▶ Problem statement
Look through the records and copy every line in which "text" appears.

· · · · · · ·

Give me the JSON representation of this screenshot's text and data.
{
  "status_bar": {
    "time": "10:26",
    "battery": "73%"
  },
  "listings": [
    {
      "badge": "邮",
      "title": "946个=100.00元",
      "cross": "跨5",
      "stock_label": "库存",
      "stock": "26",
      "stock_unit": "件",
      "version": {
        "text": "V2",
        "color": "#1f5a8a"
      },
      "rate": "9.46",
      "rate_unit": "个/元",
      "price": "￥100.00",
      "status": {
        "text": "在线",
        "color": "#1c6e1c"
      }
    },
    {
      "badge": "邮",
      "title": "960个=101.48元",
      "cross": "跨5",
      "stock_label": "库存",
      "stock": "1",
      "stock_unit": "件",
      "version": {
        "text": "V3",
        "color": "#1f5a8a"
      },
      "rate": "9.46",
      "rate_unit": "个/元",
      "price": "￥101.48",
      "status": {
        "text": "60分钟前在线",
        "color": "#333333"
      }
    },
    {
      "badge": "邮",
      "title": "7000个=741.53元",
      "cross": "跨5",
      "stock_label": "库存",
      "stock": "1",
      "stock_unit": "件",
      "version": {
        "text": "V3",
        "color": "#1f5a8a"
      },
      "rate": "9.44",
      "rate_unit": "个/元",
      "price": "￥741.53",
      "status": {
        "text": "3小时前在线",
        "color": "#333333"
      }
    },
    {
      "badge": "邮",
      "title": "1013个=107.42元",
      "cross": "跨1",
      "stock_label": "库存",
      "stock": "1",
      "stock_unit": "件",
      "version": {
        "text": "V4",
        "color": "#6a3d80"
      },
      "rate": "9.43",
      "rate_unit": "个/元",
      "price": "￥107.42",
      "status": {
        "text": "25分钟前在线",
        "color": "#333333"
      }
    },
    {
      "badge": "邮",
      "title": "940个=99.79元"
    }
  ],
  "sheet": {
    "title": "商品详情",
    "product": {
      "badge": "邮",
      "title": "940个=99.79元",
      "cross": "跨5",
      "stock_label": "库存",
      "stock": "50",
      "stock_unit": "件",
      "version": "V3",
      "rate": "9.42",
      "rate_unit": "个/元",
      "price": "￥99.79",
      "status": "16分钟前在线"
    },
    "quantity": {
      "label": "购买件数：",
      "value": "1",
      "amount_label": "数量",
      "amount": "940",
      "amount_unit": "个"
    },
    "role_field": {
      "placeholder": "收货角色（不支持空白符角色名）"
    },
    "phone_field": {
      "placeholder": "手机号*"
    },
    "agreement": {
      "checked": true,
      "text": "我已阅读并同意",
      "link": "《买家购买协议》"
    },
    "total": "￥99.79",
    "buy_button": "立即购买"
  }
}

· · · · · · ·

▶ Written response
Give me the JSON representation of this screenshot's text and data.
        "text": "V2",
        "text": "在线",
        "text": "V3",
        "text": "60分钟前在线",
        "text": "V3",
        "text": "3小时前在线",
        "text": "V4",
        "text": "25分钟前在线",
      "text": "我已阅读并同意",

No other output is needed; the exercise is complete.